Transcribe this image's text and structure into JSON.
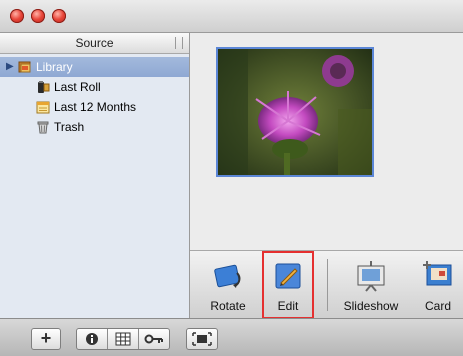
{
  "window": {
    "traffic_lights": [
      "close",
      "minimize",
      "zoom"
    ]
  },
  "sidebar": {
    "header": "Source",
    "items": [
      {
        "label": "Library",
        "icon": "library-icon",
        "selected": true
      },
      {
        "label": "Last Roll",
        "icon": "film-roll-icon"
      },
      {
        "label": "Last 12 Months",
        "icon": "calendar-icon"
      },
      {
        "label": "Trash",
        "icon": "trash-icon"
      }
    ]
  },
  "toolbar": {
    "tools": [
      {
        "label": "Rotate",
        "icon": "rotate-icon"
      },
      {
        "label": "Edit",
        "icon": "edit-icon",
        "highlighted": true
      },
      {
        "label": "Slideshow",
        "icon": "slideshow-icon"
      },
      {
        "label": "Card",
        "icon": "card-icon"
      }
    ]
  },
  "bottom_bar": {
    "add_label": "+",
    "buttons": [
      "info-icon",
      "calendar-grid-icon",
      "keyword-icon",
      "fullscreen-icon"
    ]
  },
  "colors": {
    "selection": "#8fa8d3",
    "highlight": "#e53030",
    "photo_border": "#5b86d6"
  }
}
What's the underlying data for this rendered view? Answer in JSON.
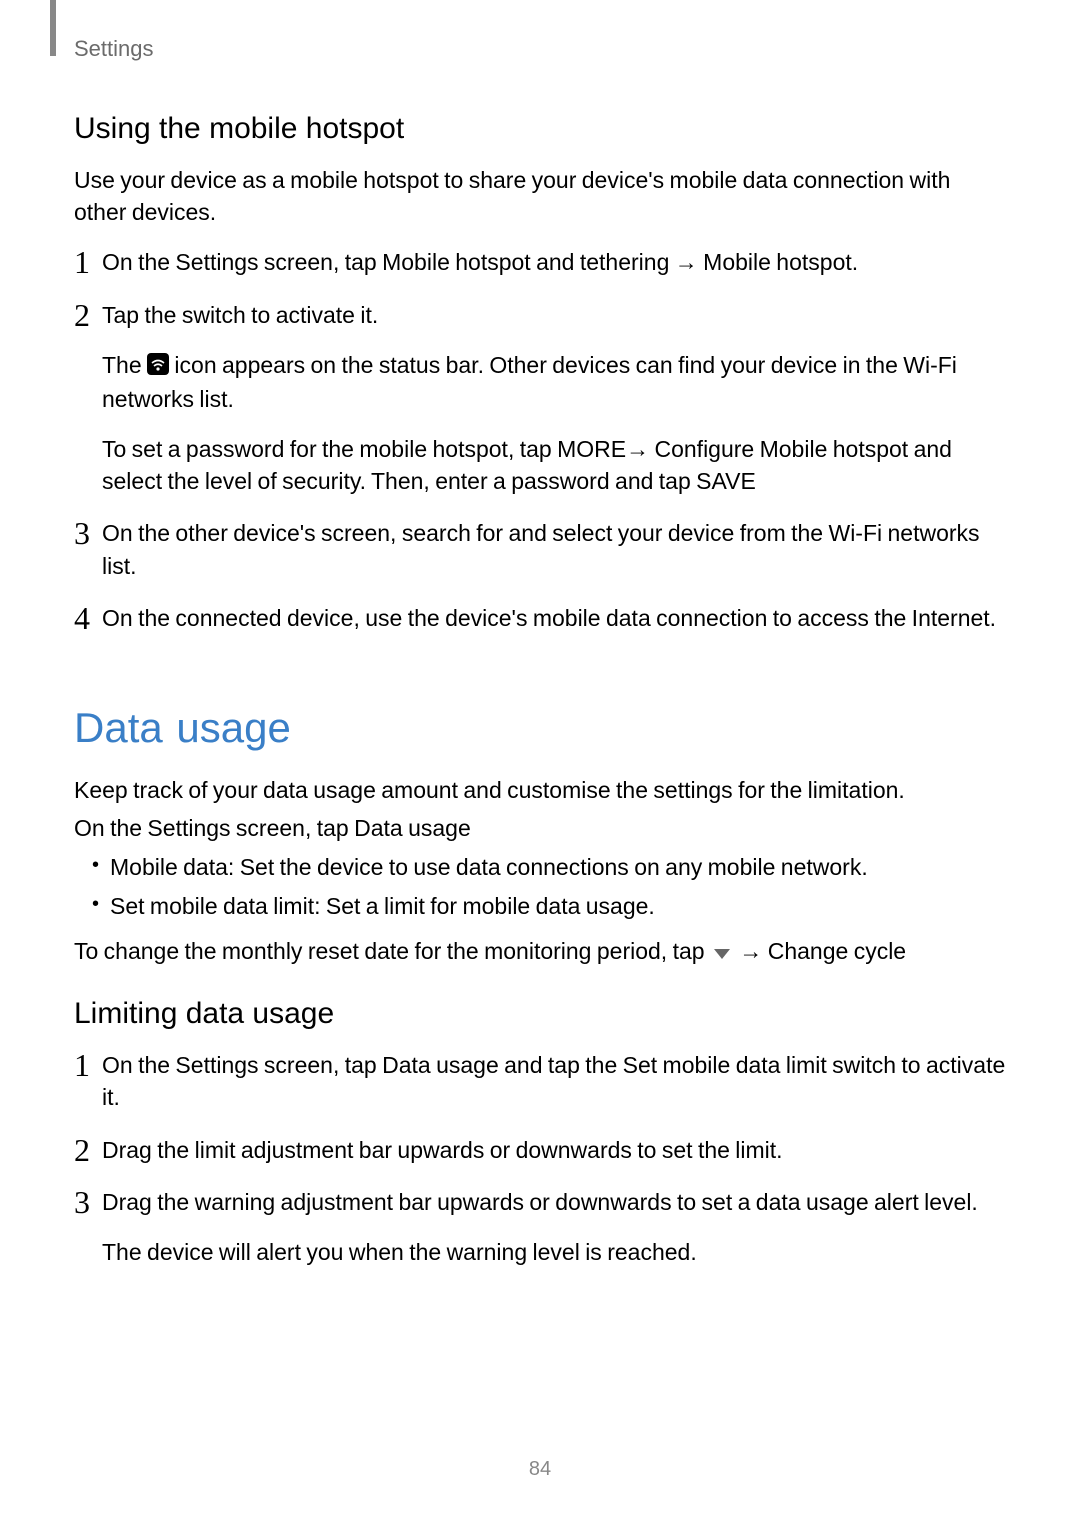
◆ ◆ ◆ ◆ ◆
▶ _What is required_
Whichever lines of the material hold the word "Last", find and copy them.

▶ _Answer to this exercise_
        "label": "Last Roll",
        "label": "Last 12 Months",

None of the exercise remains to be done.